━━━ Data supplied ━━━

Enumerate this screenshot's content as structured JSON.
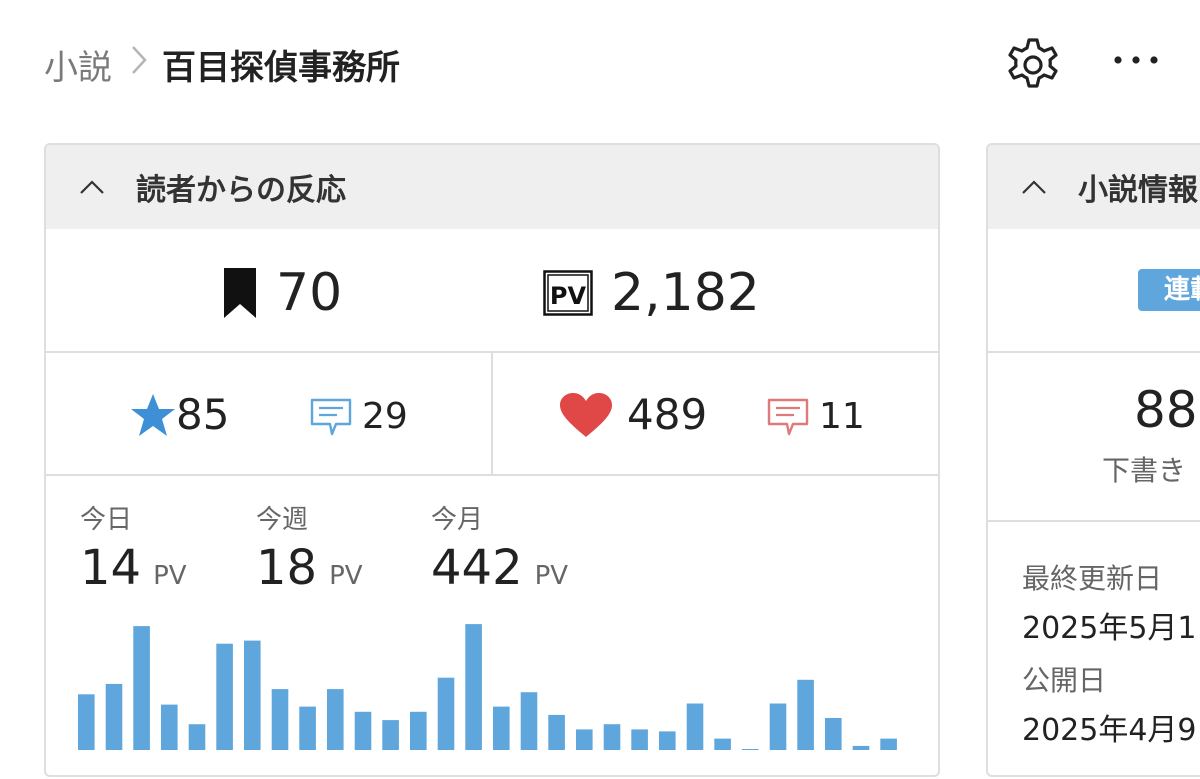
{
  "breadcrumb": {
    "parent": "小説",
    "current": "百目探偵事務所"
  },
  "header_icons": [
    "gear-icon",
    "more-icon"
  ],
  "reaction_panel": {
    "title": "読者からの反応",
    "bookmarks": "70",
    "pv_total": "2,182",
    "stars": "85",
    "star_reviews": "29",
    "hearts": "489",
    "heart_comments": "11",
    "periods": [
      {
        "label": "今日",
        "value": "14",
        "unit": "PV"
      },
      {
        "label": "今週",
        "value": "18",
        "unit": "PV"
      },
      {
        "label": "今月",
        "value": "442",
        "unit": "PV"
      }
    ],
    "colors": {
      "accent_blue": "#5fa6dd",
      "heart_red": "#e04848",
      "comment_red": "#e07a7a"
    }
  },
  "chart_data": {
    "type": "bar",
    "values": [
      54,
      64,
      120,
      44,
      25,
      103,
      106,
      59,
      42,
      59,
      37,
      29,
      37,
      70,
      122,
      42,
      56,
      34,
      20,
      25,
      20,
      18,
      45,
      11,
      1,
      45,
      68,
      31,
      4,
      11
    ]
  },
  "info_panel": {
    "title": "小説情報",
    "status_badge": "連載中",
    "count": "88",
    "count_label": "下書き",
    "updated_label": "最終更新日",
    "updated_value": "2025年5月1",
    "published_label": "公開日",
    "published_value": "2025年4月9"
  }
}
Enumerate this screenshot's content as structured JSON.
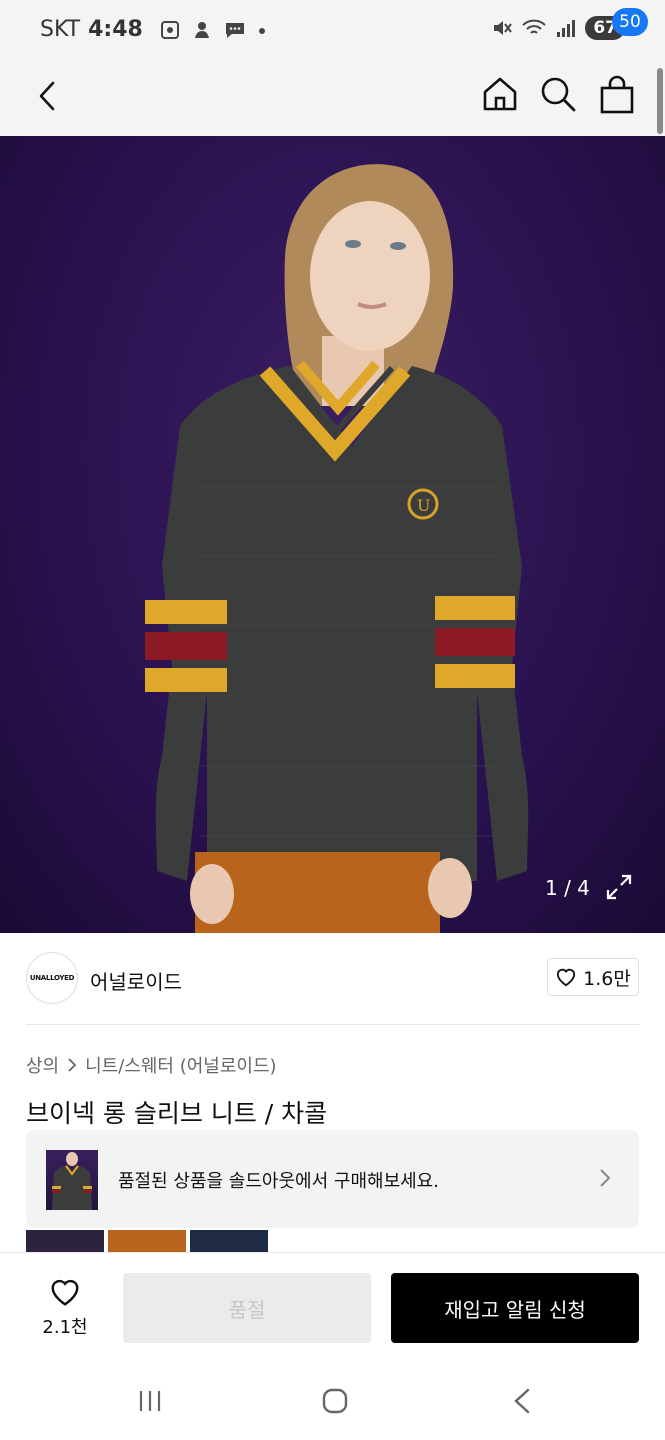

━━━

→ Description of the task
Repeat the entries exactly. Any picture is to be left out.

→ Result
Enumerate this screenshot's content as structured JSON.
{
  "breadcrumb": {
    "parent": "小説",
    "current": "百目探偵事務所"
  },
  "header_icons": [
    "gear-icon",
    "more-icon"
  ],
  "reaction_panel": {
    "title": "読者からの反応",
    "bookmarks": "70",
    "pv_total": "2,182",
    "stars": "85",
    "star_reviews": "29",
    "hearts": "489",
    "heart_comments": "11",
    "periods": [
      {
        "label": "今日",
        "value": "14",
        "unit": "PV"
      },
      {
        "label": "今週",
        "value": "18",
        "unit": "PV"
      },
      {
        "label": "今月",
        "value": "442",
        "unit": "PV"
      }
    ],
    "colors": {
      "accent_blue": "#5fa6dd",
      "heart_red": "#e04848",
      "comment_red": "#e07a7a"
    }
  },
  "chart_data": {
    "type": "bar",
    "values": [
      54,
      64,
      120,
      44,
      25,
      103,
      106,
      59,
      42,
      59,
      37,
      29,
      37,
      70,
      122,
      42,
      56,
      34,
      20,
      25,
      20,
      18,
      45,
      11,
      1,
      45,
      68,
      31,
      4,
      11
    ]
  },
  "info_panel": {
    "title": "小説情報",
    "status_badge": "連載中",
    "count": "88",
    "count_label": "下書き",
    "updated_label": "最終更新日",
    "updated_value": "2025年5月1",
    "published_label": "公開日",
    "published_value": "2025年4月9"
  }
}
Enumerate this screenshot's content as structured JSON.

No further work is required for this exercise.